═════ Records shown ═════

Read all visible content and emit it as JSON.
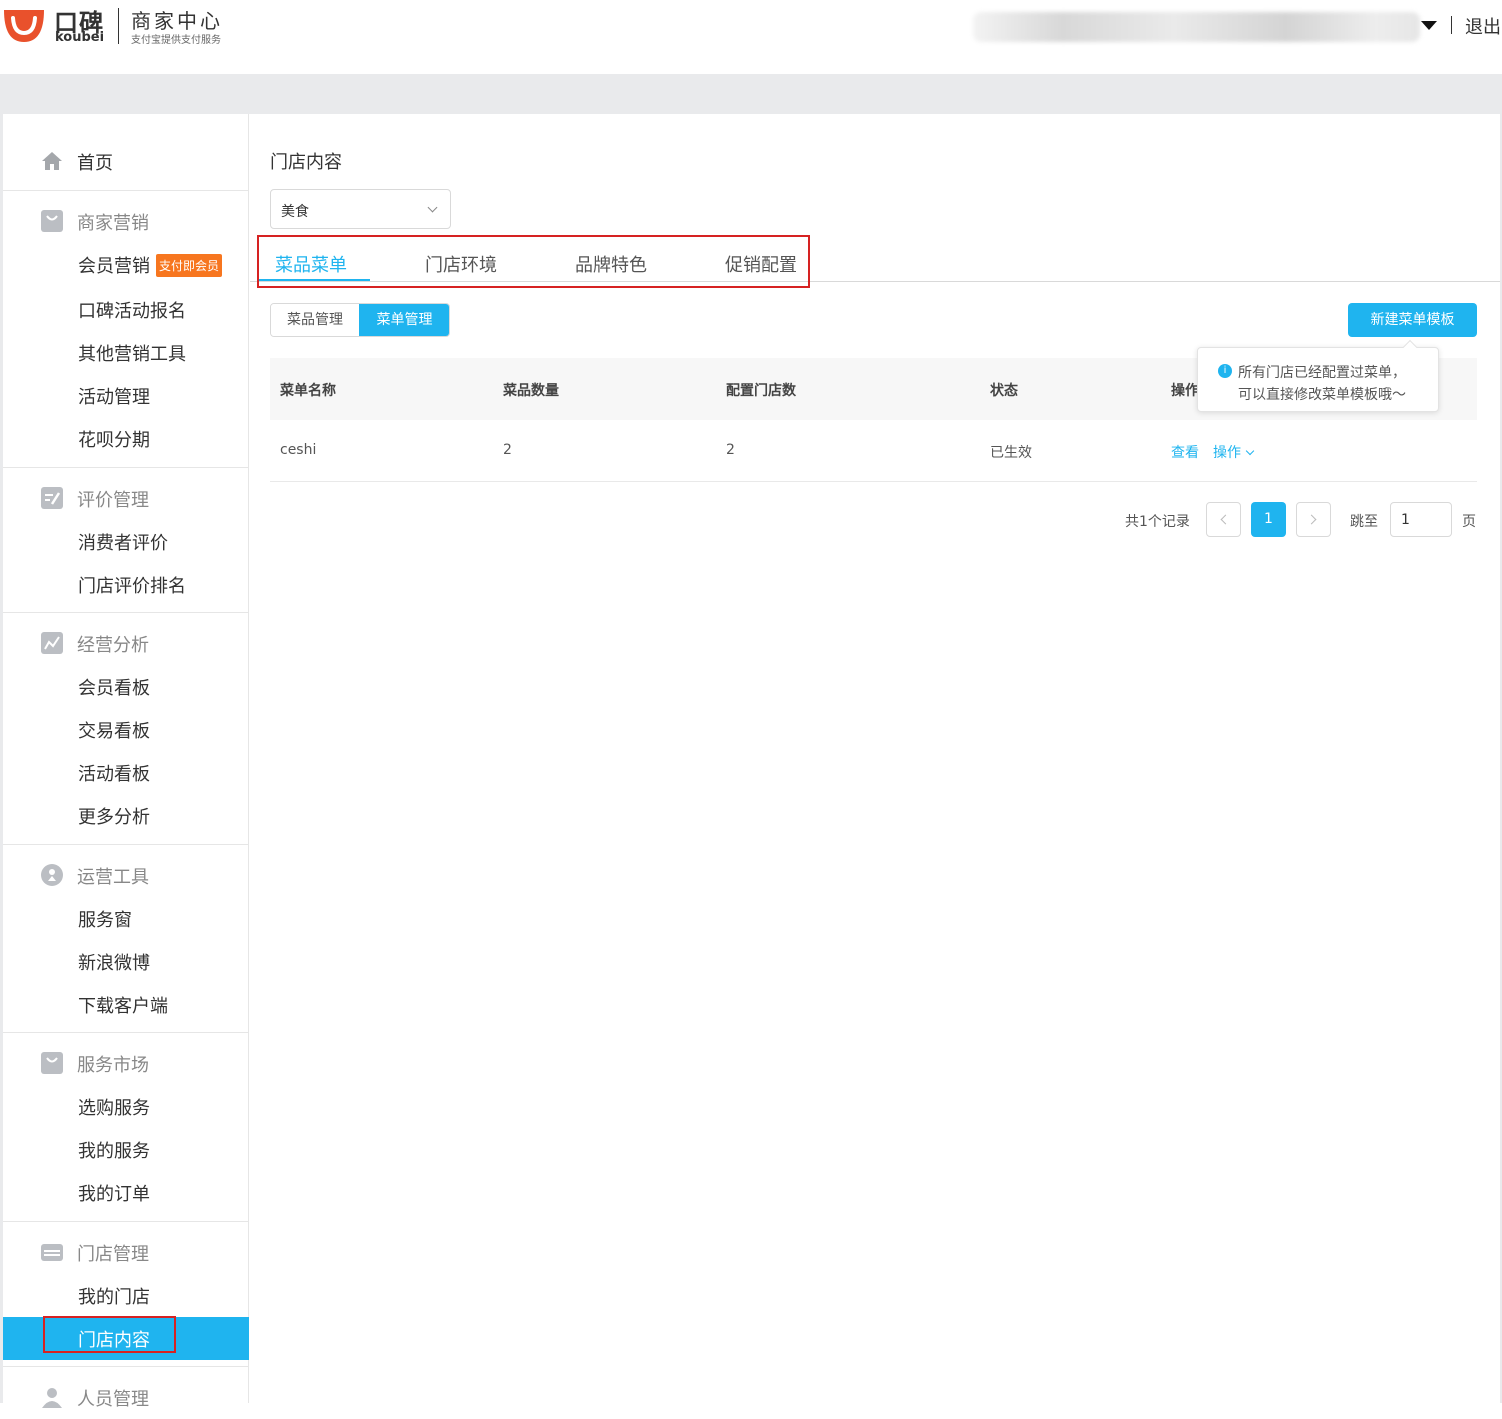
{
  "brand": {
    "name_cn": "口碑",
    "name_en": "koubei",
    "title": "商家中心",
    "subtitle": "支付宝提供支付服务"
  },
  "header": {
    "logout": "退出"
  },
  "sidebar": {
    "items": [
      {
        "label": "首页",
        "kind": "top",
        "icon": "home-icon"
      },
      {
        "label": "商家营销",
        "kind": "group",
        "icon": "shopping-bag-icon"
      },
      {
        "label": "会员营销",
        "kind": "sub",
        "badge": "支付即会员"
      },
      {
        "label": "口碑活动报名",
        "kind": "sub"
      },
      {
        "label": "其他营销工具",
        "kind": "sub"
      },
      {
        "label": "活动管理",
        "kind": "sub"
      },
      {
        "label": "花呗分期",
        "kind": "sub"
      },
      {
        "label": "评价管理",
        "kind": "group",
        "icon": "edit-icon"
      },
      {
        "label": "消费者评价",
        "kind": "sub"
      },
      {
        "label": "门店评价排名",
        "kind": "sub"
      },
      {
        "label": "经营分析",
        "kind": "group",
        "icon": "chart-icon"
      },
      {
        "label": "会员看板",
        "kind": "sub"
      },
      {
        "label": "交易看板",
        "kind": "sub"
      },
      {
        "label": "活动看板",
        "kind": "sub"
      },
      {
        "label": "更多分析",
        "kind": "sub"
      },
      {
        "label": "运营工具",
        "kind": "group",
        "icon": "medal-icon"
      },
      {
        "label": "服务窗",
        "kind": "sub"
      },
      {
        "label": "新浪微博",
        "kind": "sub"
      },
      {
        "label": "下载客户端",
        "kind": "sub"
      },
      {
        "label": "服务市场",
        "kind": "group",
        "icon": "shopping-bag-icon"
      },
      {
        "label": "选购服务",
        "kind": "sub"
      },
      {
        "label": "我的服务",
        "kind": "sub"
      },
      {
        "label": "我的订单",
        "kind": "sub"
      },
      {
        "label": "门店管理",
        "kind": "group",
        "icon": "store-icon"
      },
      {
        "label": "我的门店",
        "kind": "sub"
      },
      {
        "label": "门店内容",
        "kind": "sub",
        "active": true
      },
      {
        "label": "人员管理",
        "kind": "group",
        "icon": "person-icon"
      }
    ]
  },
  "main": {
    "page_title": "门店内容",
    "category_select": {
      "value": "美食"
    },
    "tabs": [
      {
        "label": "菜品菜单",
        "active": true
      },
      {
        "label": "门店环境"
      },
      {
        "label": "品牌特色"
      },
      {
        "label": "促销配置"
      }
    ],
    "segments": [
      {
        "label": "菜品管理",
        "active": false
      },
      {
        "label": "菜单管理",
        "active": true
      }
    ],
    "new_template_button": "新建菜单模板",
    "tooltip": {
      "line1": "所有门店已经配置过菜单，",
      "line2": "可以直接修改菜单模板哦～"
    },
    "table": {
      "columns": [
        "菜单名称",
        "菜品数量",
        "配置门店数",
        "状态",
        "操作"
      ],
      "rows": [
        {
          "name": "ceshi",
          "dish_count": "2",
          "store_count": "2",
          "status": "已生效",
          "view": "查看",
          "action": "操作"
        }
      ]
    },
    "pagination": {
      "total": "共1个记录",
      "current": "1",
      "jump_label": "跳至",
      "jump_value": "1",
      "page_unit": "页"
    }
  },
  "colors": {
    "accent": "#1fb4ef",
    "badge": "#f7761f",
    "highlight_border": "#d62222"
  }
}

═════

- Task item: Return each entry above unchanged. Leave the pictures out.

- Completed exercise:
Read all visible content and emit it as JSON.
{
  "brand": {
    "name_cn": "口碑",
    "name_en": "koubei",
    "title": "商家中心",
    "subtitle": "支付宝提供支付服务"
  },
  "header": {
    "logout": "退出"
  },
  "sidebar": {
    "items": [
      {
        "label": "首页",
        "kind": "top",
        "icon": "home-icon"
      },
      {
        "label": "商家营销",
        "kind": "group",
        "icon": "shopping-bag-icon"
      },
      {
        "label": "会员营销",
        "kind": "sub",
        "badge": "支付即会员"
      },
      {
        "label": "口碑活动报名",
        "kind": "sub"
      },
      {
        "label": "其他营销工具",
        "kind": "sub"
      },
      {
        "label": "活动管理",
        "kind": "sub"
      },
      {
        "label": "花呗分期",
        "kind": "sub"
      },
      {
        "label": "评价管理",
        "kind": "group",
        "icon": "edit-icon"
      },
      {
        "label": "消费者评价",
        "kind": "sub"
      },
      {
        "label": "门店评价排名",
        "kind": "sub"
      },
      {
        "label": "经营分析",
        "kind": "group",
        "icon": "chart-icon"
      },
      {
        "label": "会员看板",
        "kind": "sub"
      },
      {
        "label": "交易看板",
        "kind": "sub"
      },
      {
        "label": "活动看板",
        "kind": "sub"
      },
      {
        "label": "更多分析",
        "kind": "sub"
      },
      {
        "label": "运营工具",
        "kind": "group",
        "icon": "medal-icon"
      },
      {
        "label": "服务窗",
        "kind": "sub"
      },
      {
        "label": "新浪微博",
        "kind": "sub"
      },
      {
        "label": "下载客户端",
        "kind": "sub"
      },
      {
        "label": "服务市场",
        "kind": "group",
        "icon": "shopping-bag-icon"
      },
      {
        "label": "选购服务",
        "kind": "sub"
      },
      {
        "label": "我的服务",
        "kind": "sub"
      },
      {
        "label": "我的订单",
        "kind": "sub"
      },
      {
        "label": "门店管理",
        "kind": "group",
        "icon": "store-icon"
      },
      {
        "label": "我的门店",
        "kind": "sub"
      },
      {
        "label": "门店内容",
        "kind": "sub",
        "active": true
      },
      {
        "label": "人员管理",
        "kind": "group",
        "icon": "person-icon"
      }
    ]
  },
  "main": {
    "page_title": "门店内容",
    "category_select": {
      "value": "美食"
    },
    "tabs": [
      {
        "label": "菜品菜单",
        "active": true
      },
      {
        "label": "门店环境"
      },
      {
        "label": "品牌特色"
      },
      {
        "label": "促销配置"
      }
    ],
    "segments": [
      {
        "label": "菜品管理",
        "active": false
      },
      {
        "label": "菜单管理",
        "active": true
      }
    ],
    "new_template_button": "新建菜单模板",
    "tooltip": {
      "line1": "所有门店已经配置过菜单，",
      "line2": "可以直接修改菜单模板哦～"
    },
    "table": {
      "columns": [
        "菜单名称",
        "菜品数量",
        "配置门店数",
        "状态",
        "操作"
      ],
      "rows": [
        {
          "name": "ceshi",
          "dish_count": "2",
          "store_count": "2",
          "status": "已生效",
          "view": "查看",
          "action": "操作"
        }
      ]
    },
    "pagination": {
      "total": "共1个记录",
      "current": "1",
      "jump_label": "跳至",
      "jump_value": "1",
      "page_unit": "页"
    }
  },
  "colors": {
    "accent": "#1fb4ef",
    "badge": "#f7761f",
    "highlight_border": "#d62222"
  }
}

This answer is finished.